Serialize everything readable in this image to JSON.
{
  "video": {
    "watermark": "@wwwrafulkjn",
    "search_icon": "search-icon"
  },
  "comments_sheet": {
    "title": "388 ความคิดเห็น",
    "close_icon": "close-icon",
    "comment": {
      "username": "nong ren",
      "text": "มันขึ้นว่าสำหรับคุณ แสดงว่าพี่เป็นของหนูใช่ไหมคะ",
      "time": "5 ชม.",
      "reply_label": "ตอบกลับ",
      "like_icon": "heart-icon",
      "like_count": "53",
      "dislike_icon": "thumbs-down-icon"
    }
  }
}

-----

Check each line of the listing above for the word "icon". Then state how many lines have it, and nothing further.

- _Output_
4